> **Materials provided**
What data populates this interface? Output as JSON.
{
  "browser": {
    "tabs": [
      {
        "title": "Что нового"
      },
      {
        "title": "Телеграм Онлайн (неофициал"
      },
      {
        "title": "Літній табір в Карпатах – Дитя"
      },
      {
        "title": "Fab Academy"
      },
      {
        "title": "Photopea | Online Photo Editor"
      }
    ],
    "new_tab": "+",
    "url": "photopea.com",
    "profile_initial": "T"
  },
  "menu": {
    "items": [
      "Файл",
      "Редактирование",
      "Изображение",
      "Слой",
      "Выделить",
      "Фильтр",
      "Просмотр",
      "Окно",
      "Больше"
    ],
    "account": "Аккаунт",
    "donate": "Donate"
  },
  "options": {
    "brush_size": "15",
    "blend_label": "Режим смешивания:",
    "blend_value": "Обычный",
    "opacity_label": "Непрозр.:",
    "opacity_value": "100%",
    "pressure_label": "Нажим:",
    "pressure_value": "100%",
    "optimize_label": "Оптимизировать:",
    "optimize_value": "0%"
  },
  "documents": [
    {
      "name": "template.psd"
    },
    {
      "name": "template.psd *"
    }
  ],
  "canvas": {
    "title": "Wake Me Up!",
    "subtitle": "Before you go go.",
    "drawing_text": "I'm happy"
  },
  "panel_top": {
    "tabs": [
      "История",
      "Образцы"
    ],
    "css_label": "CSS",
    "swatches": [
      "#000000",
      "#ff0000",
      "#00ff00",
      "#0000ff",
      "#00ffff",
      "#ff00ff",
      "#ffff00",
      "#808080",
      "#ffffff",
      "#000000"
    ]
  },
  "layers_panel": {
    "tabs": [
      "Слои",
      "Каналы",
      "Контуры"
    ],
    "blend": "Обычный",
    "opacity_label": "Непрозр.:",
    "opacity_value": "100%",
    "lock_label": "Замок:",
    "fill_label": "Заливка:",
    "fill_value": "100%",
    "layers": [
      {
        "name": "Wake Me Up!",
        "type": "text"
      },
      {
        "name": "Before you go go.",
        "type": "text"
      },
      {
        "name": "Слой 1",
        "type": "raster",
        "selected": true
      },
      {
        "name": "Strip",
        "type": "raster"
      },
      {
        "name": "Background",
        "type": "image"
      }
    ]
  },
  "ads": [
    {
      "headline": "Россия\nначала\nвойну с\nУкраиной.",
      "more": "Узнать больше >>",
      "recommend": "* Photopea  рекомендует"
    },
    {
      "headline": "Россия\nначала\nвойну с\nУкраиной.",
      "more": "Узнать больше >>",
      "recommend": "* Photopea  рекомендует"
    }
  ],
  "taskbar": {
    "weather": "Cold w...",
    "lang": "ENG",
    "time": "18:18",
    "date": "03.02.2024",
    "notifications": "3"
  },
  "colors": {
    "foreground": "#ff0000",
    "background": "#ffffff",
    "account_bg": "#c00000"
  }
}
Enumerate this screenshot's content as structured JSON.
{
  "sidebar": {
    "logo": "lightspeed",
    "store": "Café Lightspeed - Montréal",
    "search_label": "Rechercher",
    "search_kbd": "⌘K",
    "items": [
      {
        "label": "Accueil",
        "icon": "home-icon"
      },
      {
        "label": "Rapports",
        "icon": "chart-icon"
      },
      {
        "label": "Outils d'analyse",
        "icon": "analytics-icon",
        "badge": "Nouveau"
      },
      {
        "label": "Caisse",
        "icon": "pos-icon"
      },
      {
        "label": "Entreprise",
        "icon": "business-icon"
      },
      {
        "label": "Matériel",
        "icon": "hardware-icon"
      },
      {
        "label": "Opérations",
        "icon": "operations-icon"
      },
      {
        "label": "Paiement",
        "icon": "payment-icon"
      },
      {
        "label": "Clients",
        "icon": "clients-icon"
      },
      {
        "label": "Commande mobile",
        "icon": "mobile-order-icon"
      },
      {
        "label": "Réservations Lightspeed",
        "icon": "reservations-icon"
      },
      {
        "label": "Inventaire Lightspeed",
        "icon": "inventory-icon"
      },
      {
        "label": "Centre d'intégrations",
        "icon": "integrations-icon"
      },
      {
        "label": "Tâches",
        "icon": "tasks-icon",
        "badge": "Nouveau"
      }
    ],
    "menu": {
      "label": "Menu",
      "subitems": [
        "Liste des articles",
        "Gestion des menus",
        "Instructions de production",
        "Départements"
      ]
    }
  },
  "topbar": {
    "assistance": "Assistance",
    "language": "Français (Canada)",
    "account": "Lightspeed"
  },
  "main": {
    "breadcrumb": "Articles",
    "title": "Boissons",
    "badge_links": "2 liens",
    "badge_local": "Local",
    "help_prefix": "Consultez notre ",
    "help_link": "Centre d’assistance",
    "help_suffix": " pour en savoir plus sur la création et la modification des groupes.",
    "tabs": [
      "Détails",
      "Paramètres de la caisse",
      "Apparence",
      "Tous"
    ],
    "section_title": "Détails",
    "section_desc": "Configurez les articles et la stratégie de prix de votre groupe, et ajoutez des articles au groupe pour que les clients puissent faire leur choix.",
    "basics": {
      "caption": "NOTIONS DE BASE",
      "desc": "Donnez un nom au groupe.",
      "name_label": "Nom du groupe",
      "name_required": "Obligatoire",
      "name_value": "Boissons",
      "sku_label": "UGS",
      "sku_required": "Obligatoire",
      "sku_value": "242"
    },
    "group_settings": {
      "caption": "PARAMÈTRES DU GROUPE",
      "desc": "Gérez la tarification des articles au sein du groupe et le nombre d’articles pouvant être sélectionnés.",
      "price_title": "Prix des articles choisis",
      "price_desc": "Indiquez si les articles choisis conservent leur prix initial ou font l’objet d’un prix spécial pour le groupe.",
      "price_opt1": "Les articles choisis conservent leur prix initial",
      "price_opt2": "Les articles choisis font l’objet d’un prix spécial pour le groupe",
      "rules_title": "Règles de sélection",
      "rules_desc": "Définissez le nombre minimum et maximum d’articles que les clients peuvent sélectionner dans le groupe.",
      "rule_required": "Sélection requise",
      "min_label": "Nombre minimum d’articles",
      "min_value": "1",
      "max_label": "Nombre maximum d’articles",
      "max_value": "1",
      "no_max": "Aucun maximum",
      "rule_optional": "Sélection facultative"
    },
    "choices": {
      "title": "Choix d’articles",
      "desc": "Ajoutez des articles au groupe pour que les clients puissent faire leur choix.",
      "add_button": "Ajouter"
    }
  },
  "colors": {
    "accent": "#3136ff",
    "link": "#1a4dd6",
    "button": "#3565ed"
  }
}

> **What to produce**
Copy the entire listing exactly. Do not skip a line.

> **Solution to this task**
What data populates this interface? Output as JSON.
{
  "browser": {
    "tabs": [
      {
        "title": "Что нового"
      },
      {
        "title": "Телеграм Онлайн (неофициал"
      },
      {
        "title": "Літній табір в Карпатах – Дитя"
      },
      {
        "title": "Fab Academy"
      },
      {
        "title": "Photopea | Online Photo Editor"
      }
    ],
    "new_tab": "+",
    "url": "photopea.com",
    "profile_initial": "T"
  },
  "menu": {
    "items": [
      "Файл",
      "Редактирование",
      "Изображение",
      "Слой",
      "Выделить",
      "Фильтр",
      "Просмотр",
      "Окно",
      "Больше"
    ],
    "account": "Аккаунт",
    "donate": "Donate"
  },
  "options": {
    "brush_size": "15",
    "blend_label": "Режим смешивания:",
    "blend_value": "Обычный",
    "opacity_label": "Непрозр.:",
    "opacity_value": "100%",
    "pressure_label": "Нажим:",
    "pressure_value": "100%",
    "optimize_label": "Оптимизировать:",
    "optimize_value": "0%"
  },
  "documents": [
    {
      "name": "template.psd"
    },
    {
      "name": "template.psd *"
    }
  ],
  "canvas": {
    "title": "Wake Me Up!",
    "subtitle": "Before you go go.",
    "drawing_text": "I'm happy"
  },
  "panel_top": {
    "tabs": [
      "История",
      "Образцы"
    ],
    "css_label": "CSS",
    "swatches": [
      "#000000",
      "#ff0000",
      "#00ff00",
      "#0000ff",
      "#00ffff",
      "#ff00ff",
      "#ffff00",
      "#808080",
      "#ffffff",
      "#000000"
    ]
  },
  "layers_panel": {
    "tabs": [
      "Слои",
      "Каналы",
      "Контуры"
    ],
    "blend": "Обычный",
    "opacity_label": "Непрозр.:",
    "opacity_value": "100%",
    "lock_label": "Замок:",
    "fill_label": "Заливка:",
    "fill_value": "100%",
    "layers": [
      {
        "name": "Wake Me Up!",
        "type": "text"
      },
      {
        "name": "Before you go go.",
        "type": "text"
      },
      {
        "name": "Слой 1",
        "type": "raster",
        "selected": true
      },
      {
        "name": "Strip",
        "type": "raster"
      },
      {
        "name": "Background",
        "type": "image"
      }
    ]
  },
  "ads": [
    {
      "headline": "Россия\nначала\nвойну с\nУкраиной.",
      "more": "Узнать больше >>",
      "recommend": "* Photopea  рекомендует"
    },
    {
      "headline": "Россия\nначала\nвойну с\nУкраиной.",
      "more": "Узнать больше >>",
      "recommend": "* Photopea  рекомендует"
    }
  ],
  "taskbar": {
    "weather": "Cold w...",
    "lang": "ENG",
    "time": "18:18",
    "date": "03.02.2024",
    "notifications": "3"
  },
  "colors": {
    "foreground": "#ff0000",
    "background": "#ffffff",
    "account_bg": "#c00000"
  }
}
Enumerate this screenshot's content as structured JSON.
{
  "sidebar": {
    "logo": "lightspeed",
    "store": "Café Lightspeed - Montréal",
    "search_label": "Rechercher",
    "search_kbd": "⌘K",
    "items": [
      {
        "label": "Accueil",
        "icon": "home-icon"
      },
      {
        "label": "Rapports",
        "icon": "chart-icon"
      },
      {
        "label": "Outils d'analyse",
        "icon": "analytics-icon",
        "badge": "Nouveau"
      },
      {
        "label": "Caisse",
        "icon": "pos-icon"
      },
      {
        "label": "Entreprise",
        "icon": "business-icon"
      },
      {
        "label": "Matériel",
        "icon": "hardware-icon"
      },
      {
        "label": "Opérations",
        "icon": "operations-icon"
      },
      {
        "label": "Paiement",
        "icon": "payment-icon"
      },
      {
        "label": "Clients",
        "icon": "clients-icon"
      },
      {
        "label": "Commande mobile",
        "icon": "mobile-order-icon"
      },
      {
        "label": "Réservations Lightspeed",
        "icon": "reservations-icon"
      },
      {
        "label": "Inventaire Lightspeed",
        "icon": "inventory-icon"
      },
      {
        "label": "Centre d'intégrations",
        "icon": "integrations-icon"
      },
      {
        "label": "Tâches",
        "icon": "tasks-icon",
        "badge": "Nouveau"
      }
    ],
    "menu": {
      "label": "Menu",
      "subitems": [
        "Liste des articles",
        "Gestion des menus",
        "Instructions de production",
        "Départements"
      ]
    }
  },
  "topbar": {
    "assistance": "Assistance",
    "language": "Français (Canada)",
    "account": "Lightspeed"
  },
  "main": {
    "breadcrumb": "Articles",
    "title": "Boissons",
    "badge_links": "2 liens",
    "badge_local": "Local",
    "help_prefix": "Consultez notre ",
    "help_link": "Centre d’assistance",
    "help_suffix": " pour en savoir plus sur la création et la modification des groupes.",
    "tabs": [
      "Détails",
      "Paramètres de la caisse",
      "Apparence",
      "Tous"
    ],
    "section_title": "Détails",
    "section_desc": "Configurez les articles et la stratégie de prix de votre groupe, et ajoutez des articles au groupe pour que les clients puissent faire leur choix.",
    "basics": {
      "caption": "NOTIONS DE BASE",
      "desc": "Donnez un nom au groupe.",
      "name_label": "Nom du groupe",
      "name_required": "Obligatoire",
      "name_value": "Boissons",
      "sku_label": "UGS",
      "sku_required": "Obligatoire",
      "sku_value": "242"
    },
    "group_settings": {
      "caption": "PARAMÈTRES DU GROUPE",
      "desc": "Gérez la tarification des articles au sein du groupe et le nombre d’articles pouvant être sélectionnés.",
      "price_title": "Prix des articles choisis",
      "price_desc": "Indiquez si les articles choisis conservent leur prix initial ou font l’objet d’un prix spécial pour le groupe.",
      "price_opt1": "Les articles choisis conservent leur prix initial",
      "price_opt2": "Les articles choisis font l’objet d’un prix spécial pour le groupe",
      "rules_title": "Règles de sélection",
      "rules_desc": "Définissez le nombre minimum et maximum d’articles que les clients peuvent sélectionner dans le groupe.",
      "rule_required": "Sélection requise",
      "min_label": "Nombre minimum d’articles",
      "min_value": "1",
      "max_label": "Nombre maximum d’articles",
      "max_value": "1",
      "no_max": "Aucun maximum",
      "rule_optional": "Sélection facultative"
    },
    "choices": {
      "title": "Choix d’articles",
      "desc": "Ajoutez des articles au groupe pour que les clients puissent faire leur choix.",
      "add_button": "Ajouter"
    }
  },
  "colors": {
    "accent": "#3136ff",
    "link": "#1a4dd6",
    "button": "#3565ed"
  }
}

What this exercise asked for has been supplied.